Pupatello said she and her husband would discuss the time commitment running for leadership would require.

"With this kind of business, you don't just change your job, you change your life because that is what you sign on to when you get back into public life," she said.

"Clearly I'm leaning that way, and I'm feeling good about that, but there are still variables for me," said Pupatello on CBC's The Early Shift on Wednesday.

Pupatello said she expects a strong field of candidates.

"I've got to stack myself up against them and say, 'How am I so much better than them that I will once again have this big life change for me?'"

Economy 'only thing that matters today'

Pupatello said if she does run, boosting Ontario's economy will form a key component of her campaign.

"To my way of thinking, it's the only thing that matters today. Things are tough out there and they're not expected to get easier.

"We look at our neighbouring provinces and see a swelling of government revenue, and here we are chugging along at two per cent growth. That concerns me."

Galloway asked Pupatello where she stood on McGuinty's decision to prorogue parliament, a move opposition parties have claimed is undemocratic and aimed at putting a lid on a number of simmering scandals facing the Liberals.

"I can see why this is the choice they made," she said. "I wasn't there, I don't know all the details that led to the decision but I can understand that an economy as big as Ontario, you cannot throw a government into chaos. You can't unstable this government." 

The CBC's Robert Fisher said that if Pupatello pursues the Liberal leadership, she could face questions about her decision  to not run for re-election in 2011.

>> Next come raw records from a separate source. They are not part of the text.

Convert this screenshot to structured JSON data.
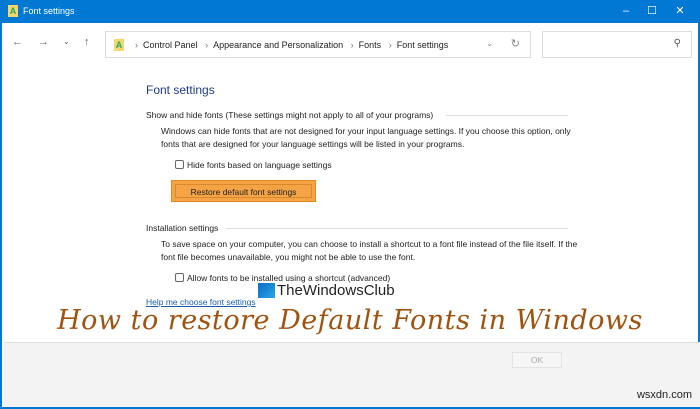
{
  "window": {
    "title": "Font settings",
    "app_icon": "font-folder-icon"
  },
  "nav": {
    "breadcrumb": [
      "Control Panel",
      "Appearance and Personalization",
      "Fonts",
      "Font settings"
    ],
    "search_placeholder": ""
  },
  "main": {
    "heading": "Font settings",
    "show_hide": {
      "title": "Show and hide fonts (These settings might not apply to all of your programs)",
      "description": "Windows can hide fonts that are not designed for your input language settings. If you choose this option, only fonts that are designed for your language settings will be listed in your programs.",
      "checkbox_label": "Hide fonts based on language settings",
      "checked": false,
      "restore_button": "Restore default font settings"
    },
    "installation": {
      "title": "Installation settings",
      "description": "To save space on your computer, you can choose to install a shortcut to a font file instead of the file itself. If the font file becomes unavailable, you might not be able to use the font.",
      "checkbox_label": "Allow fonts to be installed using a shortcut (advanced)",
      "checked": false
    },
    "help_link": "Help me choose font settings"
  },
  "footer": {
    "ok_label": "OK"
  },
  "overlay": {
    "logo_text": "TheWindowsClub",
    "headline": "How to restore Default Fonts in Windows",
    "watermark": "wsxdn.com"
  },
  "colors": {
    "accent": "#0078d4",
    "highlight": "#f5a445",
    "headline": "#a0520f"
  }
}
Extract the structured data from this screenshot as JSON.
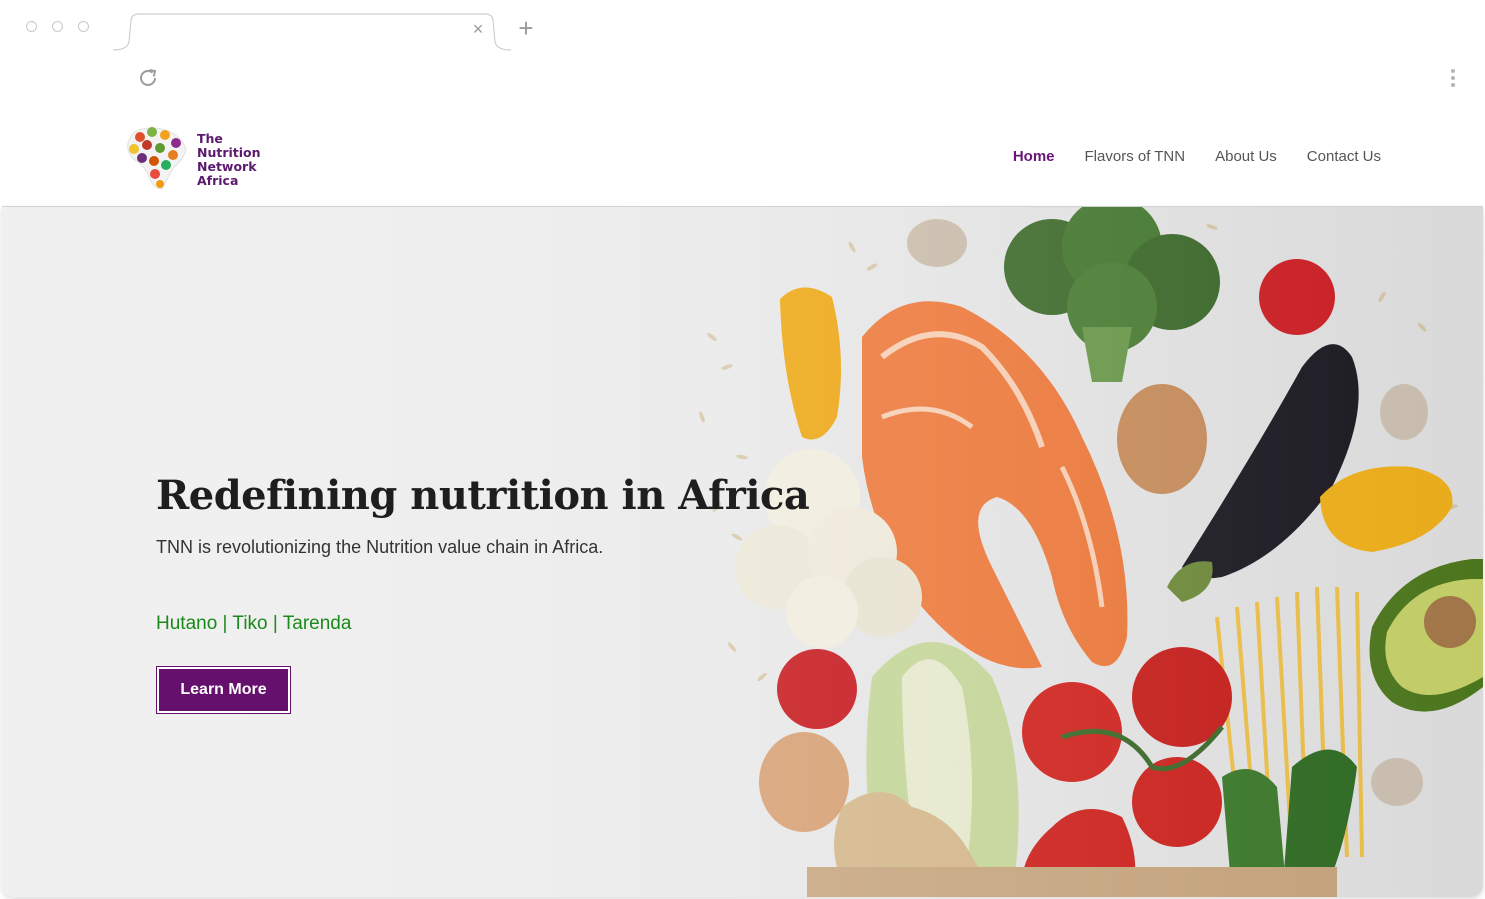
{
  "browser": {
    "tab_title": "",
    "close_glyph": "×",
    "new_tab_glyph": "+",
    "icons": [
      "reload-icon",
      "kebab-menu-icon",
      "tab-close-icon",
      "new-tab-icon"
    ]
  },
  "site": {
    "logo_lines": [
      "The",
      "Nutrition",
      "Network",
      "Africa"
    ],
    "nav": [
      {
        "label": "Home",
        "active": true
      },
      {
        "label": "Flavors of TNN",
        "active": false
      },
      {
        "label": "About Us",
        "active": false
      },
      {
        "label": "Contact Us",
        "active": false
      }
    ]
  },
  "hero": {
    "title": "Redefining nutrition in Africa",
    "subtitle": "TNN is revolutionizing the Nutrition value chain in Africa.",
    "brands": "Hutano | Tiko | Tarenda",
    "cta_label": "Learn More",
    "image": "food-flatlay-photo"
  },
  "colors": {
    "brand_purple": "#66106e",
    "nav_active": "#6a1678",
    "brand_green": "#1a8a1a"
  }
}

"I suspect…that when this campaign gets going officially, you’re going to hear a lot from other candidates about: 'Where was Sandra Pupatello when we needed her the most?'" he said Wednesday.